Teaching is traumatizing. The weight of everything has given me anxiety that has me crawling out of my skin before I have to go to work, made me vomit, and unable to function. We had a parent-teacher conference day this week, which meant no students at work. I felt so light getting up and at work, and actually got to leave my building for lunch. I had energy after work. It reminded me that this is an abnormal situation. A job is work, and so it’s not always going to be fun or enjoyable. But this is different.

At the same time, I love my students. I’ve seen so much progress and I’ve developed such rich relationships with them. A random student came in to my class today and started trolling me about the Flyers loss. One of my 6th graders asked a question basically about translanguaging. I explained it to them with an example sentence (Je vais to la escuela), and they lit up (especially my Spanish-speaking kids)! In the past, I’ve told my Filipino Tagalog-speaking students can use their language in taking notes, and they were so excited.
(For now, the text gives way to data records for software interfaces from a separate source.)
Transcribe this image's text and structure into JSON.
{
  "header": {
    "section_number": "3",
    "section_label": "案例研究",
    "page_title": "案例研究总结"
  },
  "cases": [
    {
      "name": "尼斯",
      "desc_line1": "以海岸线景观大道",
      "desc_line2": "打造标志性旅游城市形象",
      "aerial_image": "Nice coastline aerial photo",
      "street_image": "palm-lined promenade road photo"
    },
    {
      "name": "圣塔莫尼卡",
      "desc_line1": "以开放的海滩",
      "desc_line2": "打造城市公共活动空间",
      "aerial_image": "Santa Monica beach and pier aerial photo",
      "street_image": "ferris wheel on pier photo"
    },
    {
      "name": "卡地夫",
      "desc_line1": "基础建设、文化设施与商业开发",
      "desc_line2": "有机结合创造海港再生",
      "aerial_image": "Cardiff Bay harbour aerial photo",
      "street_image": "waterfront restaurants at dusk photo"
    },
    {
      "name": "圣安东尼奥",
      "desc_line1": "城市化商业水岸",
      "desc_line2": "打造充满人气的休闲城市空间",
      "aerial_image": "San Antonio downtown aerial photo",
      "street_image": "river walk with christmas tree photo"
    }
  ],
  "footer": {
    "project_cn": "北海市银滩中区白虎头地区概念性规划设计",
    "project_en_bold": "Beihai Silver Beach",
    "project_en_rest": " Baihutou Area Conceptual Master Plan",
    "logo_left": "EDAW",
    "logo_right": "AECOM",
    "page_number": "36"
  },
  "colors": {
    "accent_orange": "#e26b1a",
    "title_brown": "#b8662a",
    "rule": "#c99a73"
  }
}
We’ve had discussions about race and racism in talking about the coronavirus, and the kids with the loudest voices have some of the best takes.

Idk. I’m just trying to process it all.